Agassiz school custodian Stephanie Eckstein went into a deep depression after her husband of 34 years died from cancer. “I didn’t think I had a reason to live apart from my two daughters,” she says candidly of her life two years ago.
She often drove by a farm where an old red car rested beside a barn. It was a sad looking car that looked abandoned. She could relate to that.
She grew up on farm in the South Okanagan community of Keremeos. “You learn to be self-sufficient and fix everything – with bailing twine if necessary,” she says.
She loved old cars from the earliest age and would sit under a derelict hulk at her grandmother’s farm for hours until she was warned about rattle snakes. She and her late husband Vernon often talked about getting an old car but never did.
She became intrigued by the old red car beside the barn in Chilliwack. “When I saw the car, I just wanted to fix it, rather than to see it go to the wrong people,” she says. “I love the shape and design of cars like this. My dad was always into Fords and I just liked that car.”
She considered sending it to Alberta where her brother lives for a professional restoration. But she didn’t want it that far away even though she had the full support of her brother.
After due consideration, she bought the very rough 1963 Falcon Sports coupe and resolved to restore it herself. “It had been owned by a little old lady. But it had sat in a field since 1977 and the floor was quite rusty,” she says of the challenge in restoring a car a year younger than she is. “But I never had second thoughts about buying her.”
First she had to build a shop to do the work. She bought lumber, plywood and hardware to enclose her carport and had a garage door installed.
Four months after her husband passed away, she began a total restoration of the 55-year-old little red Ford Falcon. She would discover it was a lot worse than she thought.
She learned what to do from videos. The first task was to pull the carpet out to see the condition of the floors. “The video showed how to use a screwdriver to check for rust. There was a lot,” she says.
Three areas needed welding so she cleaned all the rust and ground down the welds and had the car taken to a shop to weld in new floor pans. The she joined the Canadian Ford Falcon-Fairlane-Comet Club, a local organization in its 37th year with 71 members. “They became my family,” she says of meeting fellow Ford enthusiasts. “I told them I needed a mentor and they said they had never done mentoring before.”
Despite that, experienced mechanic and body repair expert Zoltan Bod agreed to help. The two exchanged emails with photographs and instructions and Stephanie received instructions to proceed. She connected with other members at the monthly meetings. She was told about a good engine and transmission which she purchased and swapped it into the Falcon to make it mobile. She did all the upholstery herself including the headliner.
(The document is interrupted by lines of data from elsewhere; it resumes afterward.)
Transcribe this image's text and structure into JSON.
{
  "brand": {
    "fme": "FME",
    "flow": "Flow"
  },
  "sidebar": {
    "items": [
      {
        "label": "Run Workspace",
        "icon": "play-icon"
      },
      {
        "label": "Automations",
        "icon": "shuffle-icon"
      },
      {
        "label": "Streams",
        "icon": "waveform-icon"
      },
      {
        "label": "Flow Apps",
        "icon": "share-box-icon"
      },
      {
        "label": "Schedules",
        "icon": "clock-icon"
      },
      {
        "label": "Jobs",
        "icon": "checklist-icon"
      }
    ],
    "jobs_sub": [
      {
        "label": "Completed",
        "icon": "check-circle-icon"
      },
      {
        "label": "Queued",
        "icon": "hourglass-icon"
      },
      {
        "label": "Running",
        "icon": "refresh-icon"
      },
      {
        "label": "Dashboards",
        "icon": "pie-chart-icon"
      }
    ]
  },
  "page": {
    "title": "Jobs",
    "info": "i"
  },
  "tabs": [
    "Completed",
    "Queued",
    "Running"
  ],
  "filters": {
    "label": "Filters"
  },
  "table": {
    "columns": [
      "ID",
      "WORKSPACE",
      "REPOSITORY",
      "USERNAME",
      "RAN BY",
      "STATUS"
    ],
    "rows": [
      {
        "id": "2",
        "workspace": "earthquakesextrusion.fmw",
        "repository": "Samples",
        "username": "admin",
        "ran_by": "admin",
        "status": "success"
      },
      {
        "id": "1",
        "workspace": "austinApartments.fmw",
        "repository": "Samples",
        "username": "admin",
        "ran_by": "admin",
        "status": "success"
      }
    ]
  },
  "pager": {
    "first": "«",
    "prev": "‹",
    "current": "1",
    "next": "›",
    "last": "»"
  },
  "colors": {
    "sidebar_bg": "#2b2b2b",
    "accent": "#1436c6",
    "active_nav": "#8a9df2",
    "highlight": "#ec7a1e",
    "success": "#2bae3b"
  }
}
The work would take more than a year. Stephanie did most of the restoration work except for welding, painting and chroming.
She drove her restored Falcon Sports coupe that she has named Carletta to the interior to visit her sister and nephew in Keremeos. She attended car shows there and in Penticton. “The car performed really well,” she says. “I now go to car shows every weekend and talk to people. It’s great therapy.”
When asked if she restored the car or the car restored her? She responds saying: “It’s a little of both but the car did fix me. I still miss my husband all the time. But the car really keeps me sane.”
Stephanie says the car hobby has been therapy for her. “I think more women should realize they can do it. It’s a wonderful hobby. Carletta is my baby,” she says proudly.